(eɪˈmjuːzɪə)
n
the inability to distinguish differences in musical pitch; tone deafness
[C21: from a-1 + music]
aˈmusic adj
References in periodicals archive ?
Others recognised included Faleula Fatialofa, Malelega Tuuilalo Tapu, and Folole Esera from the Samoan Nurses Association; Anne Strickland from the Niue Nurses Association; Evivi Cirikiwai from the Fiji Nurses Association; Barbara Vardey, Metua Bates and Sonya Temata from the Cook Island Nurses Association; Ani Pauta and Sisilia Peini from the Tongan Nurses Association, and Ioana Viliamu Amusia, Malia Debriacher, and Litia Gibson from the Tokelau Nurses Association.
Sacks, an amateur pianist, indulges in some self-examination, including his own fleeting experience with amusia, a disorder that causes music to sound like sheer clatter.
Altenmuller, "Receptive amusia: evidence for cross-hemispheric neural networks underlying music processing strategies," Brain, vol.
Integram esta revisao 9 artigos, os quais foram agrupados segundo a contribuicao da neuroimagem na analise dos temas centrais: alteracao da estrutura melodica do canto, harmonizacao do canto, amusia, relacao entre areas cerebrais responsaveis pela fala e pelo canto e persistencia da musicalidade.
Leonard Corning, "The Musical Memory and its Derangements (Amusia)" Medical Record 81, no.
This has been shown to be the case with people with congenital amusia, who live otherwise normal lives except that they have difficulty in producing or perceiving music (Ayotte et al., 2002).
(4) The alteration of one or more of these components produces some variation in the generic syndrome known as amusia, (6) which makes subjects who have the disorder incapable of recognizing, following, intoning, or remembering a certain melody in terms of the component affected.
There is a musical disorder that affects music skills, amusia, which can be acquired (caused by brain damage) or congenital.
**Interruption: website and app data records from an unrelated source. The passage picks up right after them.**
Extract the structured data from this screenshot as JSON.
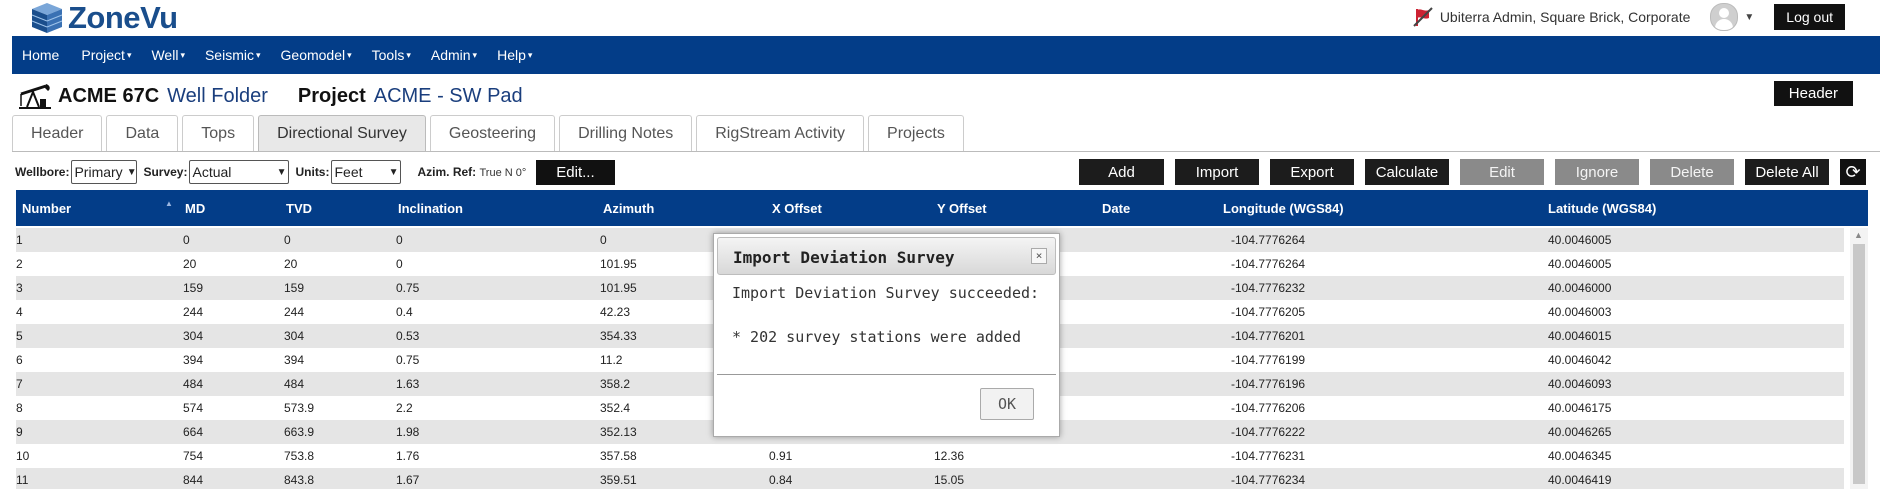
{
  "app": {
    "logo_text_a": "Zone",
    "logo_text_b": "Vu",
    "user_label": "Ubiterra Admin, Square Brick, Corporate",
    "logout_label": "Log out"
  },
  "nav": [
    {
      "label": "Home",
      "caret": ""
    },
    {
      "label": "Project",
      "caret": "▾"
    },
    {
      "label": "Well",
      "caret": "▾"
    },
    {
      "label": "Seismic",
      "caret": "▾"
    },
    {
      "label": "Geomodel",
      "caret": "▾"
    },
    {
      "label": "Tools",
      "caret": "▾"
    },
    {
      "label": "Admin",
      "caret": "▾"
    },
    {
      "label": "Help",
      "caret": "▾"
    }
  ],
  "title": {
    "well_name": "ACME 67C",
    "well_sub": "Well Folder",
    "project_label": "Project",
    "project_name": "ACME - SW Pad",
    "header_button": "Header"
  },
  "tabs": [
    {
      "label": "Header",
      "active": false
    },
    {
      "label": "Data",
      "active": false
    },
    {
      "label": "Tops",
      "active": false
    },
    {
      "label": "Directional Survey",
      "active": true
    },
    {
      "label": "Geosteering",
      "active": false
    },
    {
      "label": "Drilling Notes",
      "active": false
    },
    {
      "label": "RigStream Activity",
      "active": false
    },
    {
      "label": "Projects",
      "active": false
    }
  ],
  "controls": {
    "wellbore_label": "Wellbore:",
    "wellbore_value": "Primary",
    "survey_label": "Survey:",
    "survey_value": "Actual",
    "units_label": "Units:",
    "units_value": "Feet",
    "azim_label": "Azim. Ref:",
    "azim_value": "True N 0°",
    "edit_button": "Edit..."
  },
  "actions": [
    {
      "label": "Add",
      "style": "dark"
    },
    {
      "label": "Import",
      "style": "dark"
    },
    {
      "label": "Export",
      "style": "dark"
    },
    {
      "label": "Calculate",
      "style": "dark"
    },
    {
      "label": "Edit",
      "style": "gray"
    },
    {
      "label": "Ignore",
      "style": "gray"
    },
    {
      "label": "Delete",
      "style": "gray"
    },
    {
      "label": "Delete All",
      "style": "dark"
    }
  ],
  "table": {
    "columns": [
      "Number",
      "MD",
      "TVD",
      "Inclination",
      "Azimuth",
      "X Offset",
      "Y Offset",
      "Date",
      "Longitude (WGS84)",
      "Latitude (WGS84)"
    ],
    "rows": [
      [
        "1",
        "0",
        "0",
        "0",
        "0",
        "",
        "",
        "",
        "-104.7776264",
        "40.0046005"
      ],
      [
        "2",
        "20",
        "20",
        "0",
        "101.95",
        "",
        "",
        "",
        "-104.7776264",
        "40.0046005"
      ],
      [
        "3",
        "159",
        "159",
        "0.75",
        "101.95",
        "",
        "",
        "",
        "-104.7776232",
        "40.0046000"
      ],
      [
        "4",
        "244",
        "244",
        "0.4",
        "42.23",
        "",
        "",
        "",
        "-104.7776205",
        "40.0046003"
      ],
      [
        "5",
        "304",
        "304",
        "0.53",
        "354.33",
        "",
        "",
        "",
        "-104.7776201",
        "40.0046015"
      ],
      [
        "6",
        "394",
        "394",
        "0.75",
        "11.2",
        "",
        "",
        "",
        "-104.7776199",
        "40.0046042"
      ],
      [
        "7",
        "484",
        "484",
        "1.63",
        "358.2",
        "",
        "",
        "",
        "-104.7776196",
        "40.0046093"
      ],
      [
        "8",
        "574",
        "573.9",
        "2.2",
        "352.4",
        "",
        "",
        "",
        "-104.7776206",
        "40.0046175"
      ],
      [
        "9",
        "664",
        "663.9",
        "1.98",
        "352.13",
        "",
        "",
        "",
        "-104.7776222",
        "40.0046265"
      ],
      [
        "10",
        "754",
        "753.8",
        "1.76",
        "357.58",
        "0.91",
        "12.36",
        "",
        "-104.7776231",
        "40.0046345"
      ],
      [
        "11",
        "844",
        "843.8",
        "1.67",
        "359.51",
        "0.84",
        "15.05",
        "",
        "-104.7776234",
        "40.0046419"
      ]
    ]
  },
  "modal": {
    "title": "Import Deviation Survey",
    "close": "×",
    "message": "Import Deviation Survey succeeded:",
    "detail": "* 202 survey stations were added",
    "ok_label": "OK"
  },
  "colors": {
    "nav_bg": "#033d88",
    "header_bg": "#033d88",
    "row_alt": "#e5e5e5",
    "button_dark": "#1c1c1c",
    "button_gray": "#8a8a8a"
  }
}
Thus, they may facilitate cognitive treatments on individuals with amusia and other auditory-related diseases.